Behind The Scenes of Kings Island’s Beast

When you sign up for a coaster enthusiast event, you’re often promised some sort of “behind-the-scenes” tour. Your results may vary, but these tours can be fairly mundane. You get the same photo angle as every other enthusiast with a camera, you don’t get to go *that* far off the beaten path that a typical guest would get. Not the case at Kings Island’s Coasterstock, and our behind the scenes tour of The Beast.

At Kings Island’s signature enthusiast event, not only did we get to go behind the scenes of multiple coasters (including the park’s newest, Orion), but we got to go way behind the scenes of arguably Kings Island’s signature roller coaster, The Beast. When riding the coaster, known for its legendary night rides and journey through the woods at Kings Island, you aren’t able to really take in the amount of space that the coaster’s sprawling 7,359′ of track covers. This was no ordinary “walk back.” It was more of a “hike back.”
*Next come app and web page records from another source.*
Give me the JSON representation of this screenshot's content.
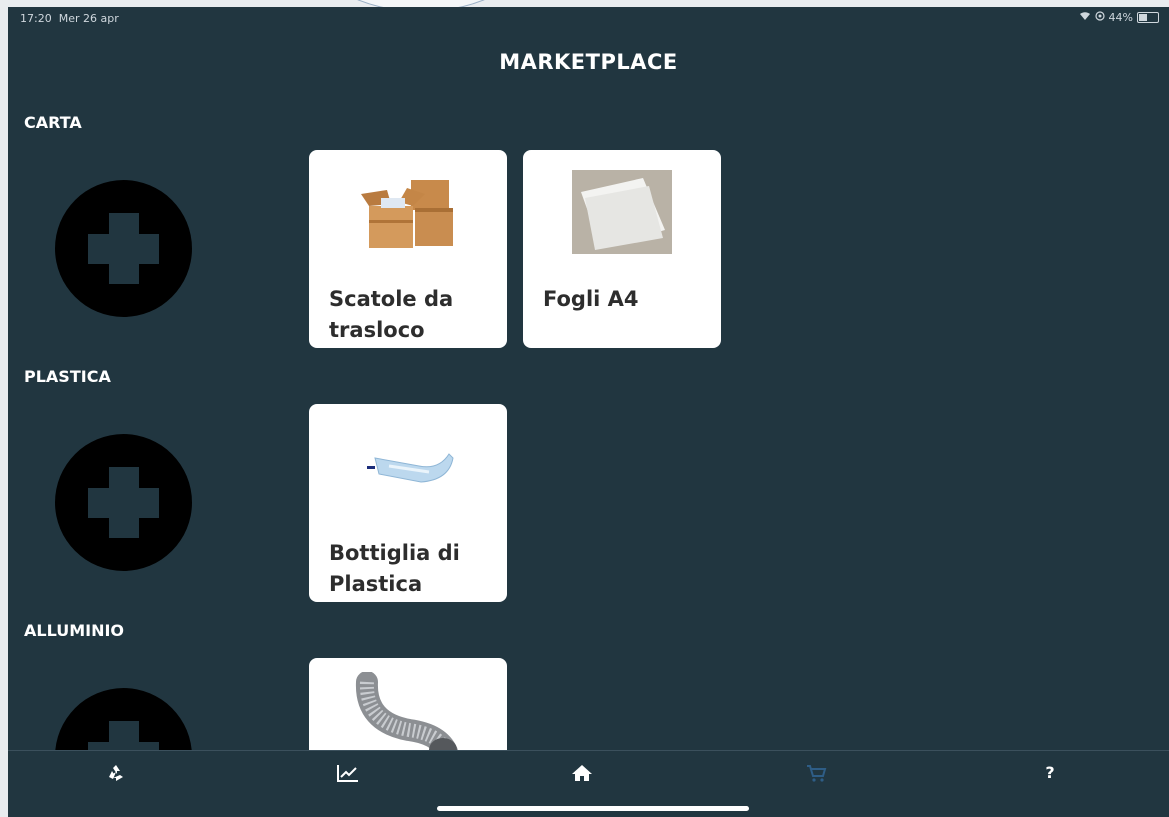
{
  "status_bar": {
    "time": "17:20",
    "date": "Mer 26 apr",
    "battery": "44%",
    "battery_level": 0.44
  },
  "header": {
    "title": "MARKETPLACE"
  },
  "sections": [
    {
      "label": "CARTA",
      "items": [
        {
          "title": "Scatole da trasloco",
          "image": "cardboard-boxes-image"
        },
        {
          "title": "Fogli A4",
          "image": "paper-sheets-image"
        }
      ]
    },
    {
      "label": "PLASTICA",
      "items": [
        {
          "title": "Bottiglia di Plastica",
          "image": "plastic-bottle-image"
        }
      ]
    },
    {
      "label": "ALLUMINIO",
      "items": [
        {
          "title": "",
          "image": "aluminum-duct-image"
        }
      ]
    }
  ],
  "tabbar": {
    "items": [
      {
        "icon": "recycle-icon",
        "color": "#ffffff"
      },
      {
        "icon": "chart-icon",
        "color": "#ffffff"
      },
      {
        "icon": "home-icon",
        "color": "#ffffff"
      },
      {
        "icon": "cart-icon",
        "color": "#2e5d86"
      },
      {
        "icon": "help-icon",
        "label": "?",
        "color": "#ffffff"
      }
    ]
  },
  "colors": {
    "background": "#213640",
    "card": "#ffffff",
    "add_button": "#000000"
  }
}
During the tour, we had the opportunity to get up close and personal with The Beast, and here’s a little of what we saw.

The tour was designed as more of a “self-guided” tour, where the entirety of Coasterstock had the opportunity to explore the area at their own pace. There were Kings Island associates keeping people out of restricted areas or from going too far into the woods, but within reason, you were able to get right up to The Beast.

Seriously, you could touch the supports if you really wanted to.

A unique angle of The Beast’s lift hill. But you know what they say…what goes up…

Must come down. The Beast’s first drop is at a 45-degree angle, before dipping into a tunnel and heading out into the woods by way of a banked curve.

It’s ridiculous such a colossal coaster was designed without the use of calculators or computers.

Cost to build the Beast: $3.8 million dollars.

During construction, they tried to save every tree and it shows.

The coaster then takes another drop before venturing further into the woods! After winding through the trees, riders ascend a second lift-hill, and then descend into the coaster’s signature double helix finale. If you’ve ridden The Beast, you know what we’re talking about.

Oh yeah, we got to go inside that signature helix.

It was crazy the amount of wood and supports that were used to construct The Beast.


Forty years later and it’s still the world’s longest wooden roller coaster.

Listen to the roar of the Beast:

For more information on The Beast, be sure to visit Kings Island’s website!